═══ RECORD SET

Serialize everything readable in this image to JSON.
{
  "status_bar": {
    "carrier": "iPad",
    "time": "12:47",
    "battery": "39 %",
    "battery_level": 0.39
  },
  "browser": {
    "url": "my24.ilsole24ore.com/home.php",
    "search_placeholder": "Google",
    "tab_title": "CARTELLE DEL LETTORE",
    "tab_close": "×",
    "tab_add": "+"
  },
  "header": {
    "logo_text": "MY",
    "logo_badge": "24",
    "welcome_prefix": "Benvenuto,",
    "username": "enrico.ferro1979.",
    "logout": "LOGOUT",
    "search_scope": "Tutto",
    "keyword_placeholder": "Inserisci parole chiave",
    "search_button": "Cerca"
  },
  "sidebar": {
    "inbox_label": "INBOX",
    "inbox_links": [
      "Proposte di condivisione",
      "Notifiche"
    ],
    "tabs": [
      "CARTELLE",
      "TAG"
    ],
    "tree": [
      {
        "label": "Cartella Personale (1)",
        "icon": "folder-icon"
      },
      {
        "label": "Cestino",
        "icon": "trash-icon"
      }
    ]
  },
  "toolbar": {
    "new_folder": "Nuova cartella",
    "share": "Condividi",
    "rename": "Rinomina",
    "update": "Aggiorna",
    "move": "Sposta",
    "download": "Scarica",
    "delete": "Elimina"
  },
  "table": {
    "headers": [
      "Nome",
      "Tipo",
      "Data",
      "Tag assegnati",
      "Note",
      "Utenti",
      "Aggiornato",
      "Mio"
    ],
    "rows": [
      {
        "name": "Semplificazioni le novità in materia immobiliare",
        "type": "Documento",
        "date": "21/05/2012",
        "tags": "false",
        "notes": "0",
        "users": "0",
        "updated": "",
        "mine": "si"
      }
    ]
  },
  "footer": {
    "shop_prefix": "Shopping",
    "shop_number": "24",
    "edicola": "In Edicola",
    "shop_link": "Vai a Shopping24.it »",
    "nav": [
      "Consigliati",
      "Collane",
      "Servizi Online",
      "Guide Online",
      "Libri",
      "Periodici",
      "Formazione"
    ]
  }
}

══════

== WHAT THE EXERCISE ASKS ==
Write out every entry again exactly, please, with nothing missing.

== ANSWER TO THE PROBLEM ==
Serialize everything readable in this image to JSON.
{
  "status_bar": {
    "carrier": "iPad",
    "time": "12:47",
    "battery": "39 %",
    "battery_level": 0.39
  },
  "browser": {
    "url": "my24.ilsole24ore.com/home.php",
    "search_placeholder": "Google",
    "tab_title": "CARTELLE DEL LETTORE",
    "tab_close": "×",
    "tab_add": "+"
  },
  "header": {
    "logo_text": "MY",
    "logo_badge": "24",
    "welcome_prefix": "Benvenuto,",
    "username": "enrico.ferro1979.",
    "logout": "LOGOUT",
    "search_scope": "Tutto",
    "keyword_placeholder": "Inserisci parole chiave",
    "search_button": "Cerca"
  },
  "sidebar": {
    "inbox_label": "INBOX",
    "inbox_links": [
      "Proposte di condivisione",
      "Notifiche"
    ],
    "tabs": [
      "CARTELLE",
      "TAG"
    ],
    "tree": [
      {
        "label": "Cartella Personale (1)",
        "icon": "folder-icon"
      },
      {
        "label": "Cestino",
        "icon": "trash-icon"
      }
    ]
  },
  "toolbar": {
    "new_folder": "Nuova cartella",
    "share": "Condividi",
    "rename": "Rinomina",
    "update": "Aggiorna",
    "move": "Sposta",
    "download": "Scarica",
    "delete": "Elimina"
  },
  "table": {
    "headers": [
      "Nome",
      "Tipo",
      "Data",
      "Tag assegnati",
      "Note",
      "Utenti",
      "Aggiornato",
      "Mio"
    ],
    "rows": [
      {
        "name": "Semplificazioni le novità in materia immobiliare",
        "type": "Documento",
        "date": "21/05/2012",
        "tags": "false",
        "notes": "0",
        "users": "0",
        "updated": "",
        "mine": "si"
      }
    ]
  },
  "footer": {
    "shop_prefix": "Shopping",
    "shop_number": "24",
    "edicola": "In Edicola",
    "shop_link": "Vai a Shopping24.it »",
    "nav": [
      "Consigliati",
      "Collane",
      "Servizi Online",
      "Guide Online",
      "Libri",
      "Periodici",
      "Formazione"
    ]
  }
}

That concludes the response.